▶ _MATERIAL TO PROCESS_:
■ ■ ■ ■ ■

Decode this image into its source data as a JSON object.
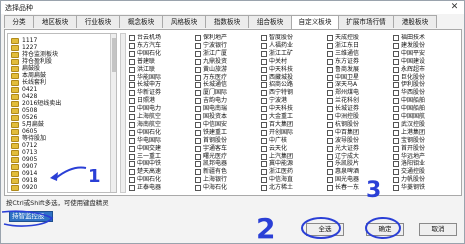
{
  "window": {
    "title": "选择品种",
    "close_glyph": "✕"
  },
  "tabs": [
    "分类",
    "地区板块",
    "行业板块",
    "概念板块",
    "风格板块",
    "指数板块",
    "组合板块",
    "自定义板块",
    "扩展市场行情",
    "港股板块"
  ],
  "active_tab": 7,
  "tree": {
    "items": [
      "1117",
      "1227",
      "持仓监测板块",
      "持仓盈利股",
      "扁鼓股",
      "本周扁鼓",
      "长线套利",
      "0421",
      "0428",
      "2016短线卖出",
      "0508",
      "0526",
      "5月扁鼓",
      "0605",
      "等待股加",
      "0712",
      "0713",
      "0905",
      "0907",
      "0914",
      "0918",
      "0920"
    ],
    "selected_label": "持智监控股"
  },
  "grid": {
    "columns": [
      [
        "台云机场",
        "东方汽车",
        "中国石化",
        "普建联",
        "洪江联",
        "华能国际",
        "长城申万",
        "华新证券",
        "日照港",
        "中国电力",
        "上海航空",
        "海南航空",
        "中国石化",
        "华电国际",
        "中国交建",
        "三一重工",
        "中国中铁",
        "楚天高速",
        "中国石化",
        "正泰电器"
      ],
      [
        "保利地产",
        "宁波银行",
        "浙江广厦",
        "九鼎投资",
        "黄山旅游",
        "万东医疗",
        "长城通信",
        "厦门国际",
        "吉韵电力",
        "国电南瑞",
        "国投资本",
        "中信国安",
        "铁建重工",
        "首钢股份",
        "宇通客车",
        "曙光医疗",
        "凯邦电器",
        "新疆有色",
        "上海银行",
        "中海石化"
      ],
      [
        "智度股份",
        "人福药业",
        "浙江工矿",
        "中关村",
        "中天科技",
        "西藏城投",
        "招商公路",
        "西宁特钢",
        "宁波港",
        "中天科技",
        "大金重工",
        "百大集团",
        "开创国际",
        "中广核",
        "云天化",
        "上汽集团",
        "冀中能源",
        "浙江医药",
        "中信海直",
        "北方稀土"
      ],
      [
        "天成控股",
        "浙江东日",
        "三维通信",
        "东方证券",
        "鲁商发展",
        "中国卫星",
        "深天马A",
        "郑州煤电",
        "兰花科创",
        "长城证券",
        "中洲控股",
        "杭钢股份",
        "中百集团",
        "波导股份",
        "光大证券",
        "辽宁成大",
        "乐凯胶片",
        "惠泉啤酒",
        "国光电器",
        "长春一东"
      ],
      [
        "福田技术",
        "建发股份",
        "中国平安",
        "中国建设",
        "永辉超市",
        "巨化股份",
        "伊利股份",
        "华西股份",
        "中国船舶",
        "中国船舶",
        "中国国航",
        "武汉控股",
        "上港集团",
        "宝钢股份",
        "首开股份",
        "华远地产",
        "洛阳钼业",
        "交通控股",
        "力帆股份",
        "华菱钢铁"
      ]
    ]
  },
  "status_text": "按Ctrl或Shift多选，可使用键盘精灵",
  "buttons": {
    "select_all": "全选",
    "ok": "确定",
    "cancel": "取消"
  },
  "annotations": {
    "n1": "1",
    "n2": "2",
    "n3": "3"
  },
  "colors": {
    "annotation": "#2a3fd6",
    "selected": "#2f72c4"
  }
}
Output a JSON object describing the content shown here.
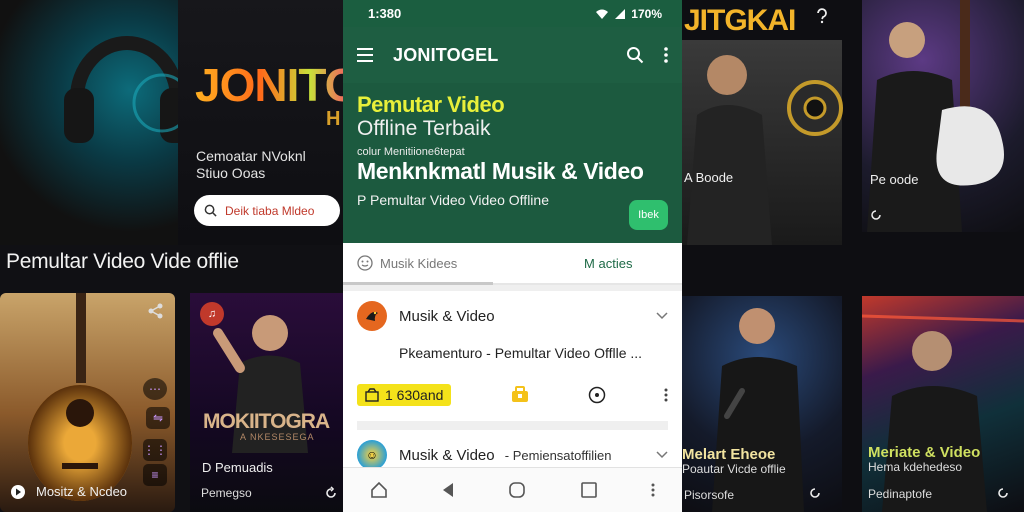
{
  "background_left": {
    "brand": "JONITO",
    "brand_tail": "H",
    "caption_line1": "Cemoatar NVoknl",
    "caption_line2": "Stiuo Ooas",
    "search_label": "Deik tiaba Mldeo",
    "heading": "Pemultar Video Vide offlie",
    "guitar_caption": "Mositz & Ncdeo",
    "poster_title": "MOKIITOGRA",
    "poster_subtitle": "A NKESESEGA",
    "poster_caption": "D Pemuadis",
    "poster_caption2": "Pemegso"
  },
  "background_right": {
    "brand": "JITGKAI",
    "man_caption": "A Boode",
    "guitar_caption": "Pe oode",
    "mic_caption1": "Melart Eheoe",
    "mic_caption2": "Poautar Vicde offlie",
    "mic_caption3": "Pisorsofe",
    "neon_caption1": "Meriate & Video",
    "neon_caption2": "Hema kdehedeso",
    "neon_caption3": "Pedinaptofe"
  },
  "phone": {
    "status": {
      "time": "1:380",
      "battery": "170%"
    },
    "appbar": {
      "title": "JONITOGEL"
    },
    "hero": {
      "title_line1": "Pemutar Video",
      "title_line2": "Offline Terbaik",
      "small": "colur Menitiione6tepat",
      "big": "Menknkmatl Musik & Video",
      "line": "P Pemultar Video Video Offline",
      "cta": "Ibek"
    },
    "tabs": [
      {
        "label": "Musik Kidees"
      },
      {
        "label": "M acties"
      }
    ],
    "cards": [
      {
        "name": "Musik & Video",
        "sub": "",
        "desc": "Pkeamenturo - Pemultar Video Offlle ...",
        "likes": "1 630and"
      },
      {
        "name": "Musik & Video",
        "sub": "- Pemiensatoffilien",
        "desc": ""
      }
    ]
  },
  "colors": {
    "primary": "#1e5e42",
    "accent_yellow": "#e8f03a",
    "cta_green": "#2fbf6e",
    "like_yellow": "#f4e21a"
  }
}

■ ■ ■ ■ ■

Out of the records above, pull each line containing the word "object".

Decode this image into its source data as a JSON object.
Output a JSON object describing the content shown here.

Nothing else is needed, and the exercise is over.